The advantage of subdomains is that, generally, they are easier to set up and configure, especially for remotely hosted websites. Considering that the DNS works only on a domain name level, you can easily route your subdomain (by A record or CNAME record) to a remote server if you want to host it separately from your primary website. Subdomains are a better solution for substantial parts of your main website or additions that need a separate hierarchy. In addition, they allow you to organize your content in a neat and tidy way. Many businesses choose to use subdomains for their mobile versions, support channels, eCommerce stores, multilingual websites, blogs, and more.
Subdirectories are a hierarchical level defining a pathway within your primary website. Essentially, subdirectories are individual subsets of the content of your website located within subfolders of the domain’s root directory. Similar to subdomains, you can host a blog, online store, different language variations, etc. in subdirectories. In such a configuration, all your website content is in one place, so managing and organizing it can be a lot easier. It is recommended to use subdirectories for website partitions that are not excessive enough to require their own dedicated site. Also, keep in mind that subdirectories are harder to configure on remote servers compared to subdomains.
Are Subdomains or Subfolders better for your Blog SEO?
Of course, there is no short answer that is ultimately correct under all circumstances. It depends on what you expect to get out from your blog. In order to make an informative decision, you need to first understand how Google treats subdomains and subdirectories.
Both – subdomains and subdirectories are treated the same by Google’s ranking factors and algorithms. So, they technically have the exact same chance for ranking in search results, as each has its unique sets of keywords. But …
Although Google contends that their crawlers are able to recognize subdomains as part of the primary domain name there are a lot of debatable opinions. Many SEO experts claim that based on their tests and researches Google sees subdomains as separate websites while subdirectories as part of the primary website. What does that mean exactly?
Considering that the subdomain is distinguished from the primary domain, its keywords are treated independently and can be ranked separately from the main website. In simple words, you may lose the benefit of the subdomain organic ranking as it is treated as a separate instance from your primary website.

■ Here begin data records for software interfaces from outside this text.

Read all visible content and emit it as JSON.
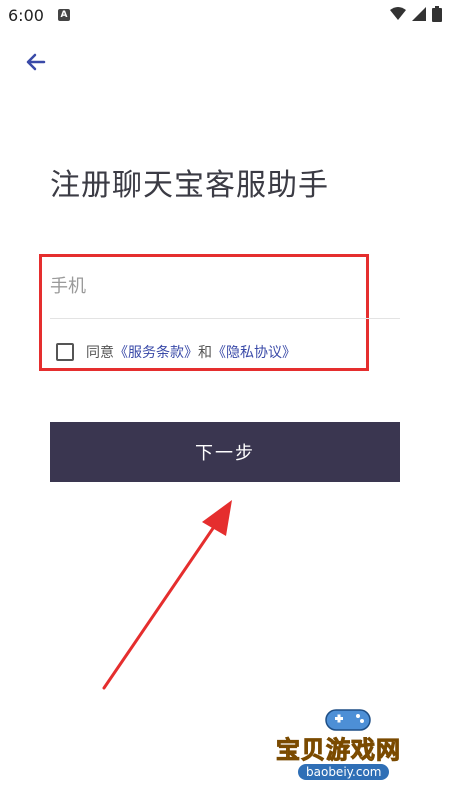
{
  "status_bar": {
    "time": "6:00",
    "notification_icon": "a-letter-icon",
    "wifi_icon": "wifi-icon",
    "signal_icon": "signal-icon",
    "battery_icon": "battery-icon"
  },
  "header": {
    "back_icon": "arrow-left-icon",
    "title": "注册聊天宝客服助手"
  },
  "form": {
    "phone_placeholder": "手机",
    "phone_value": "",
    "agree_prefix": "同意",
    "terms_link": "《服务条款》",
    "agree_conjunction": "和",
    "privacy_link": "《隐私协议》",
    "agreed": false
  },
  "actions": {
    "next_label": "下一步"
  },
  "annotations": {
    "highlight_color": "#e52e2e",
    "arrow_color": "#e52e2e"
  },
  "watermark": {
    "text": "宝贝游戏网",
    "domain": "baobeiy.com"
  },
  "colors": {
    "accent": "#3a4aa8",
    "button_bg": "#3a3650"
  }
}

With that being said, if your goal is to drive organic traffic to your website through your blog content you should strongly consider hosting it in a subdirectory. In fact, even John Mueller (Google’s Senior Webmaster Trends Analyst) recommends keeping your blog in a subdirectory if the content is tightly related to your primary site.
“In general, we see these the same, I would personally try to keep things together as much as possible. So, if it’s the same site then try to put them on the same site, essentially, and use subdomains where things are really kind of slightly different.”
Furthermore, subdomains have their unique backlink profiles. That means that they do not share the same authority that your root domain name gets from backlinks.
In terms of SEO in most cases, it is better to use subdirectories for your blog. Configuring your blog in a subfolder will increase the likelihood for your root domain name to appear in search results for specific keywords. Whereas, a subdomain blog may compete with your primary domain name. Of course, subdomains have their advantages over subdirectories as well. For instance, if you are targeting a specific segment different than your primary domain’s niche it will be more relevant to configure your blog on a subdomain instead.
To conclude, if you are a startup, a small or mid-sized business aiming to improve your SEO and drive organic traffic to your website it will make more sense to configure your blog in a subdirectory. That will result in better domain authority and concentrate your keywords onto your root domain name. Consequently, this will lead to better ranking and more quality traffic.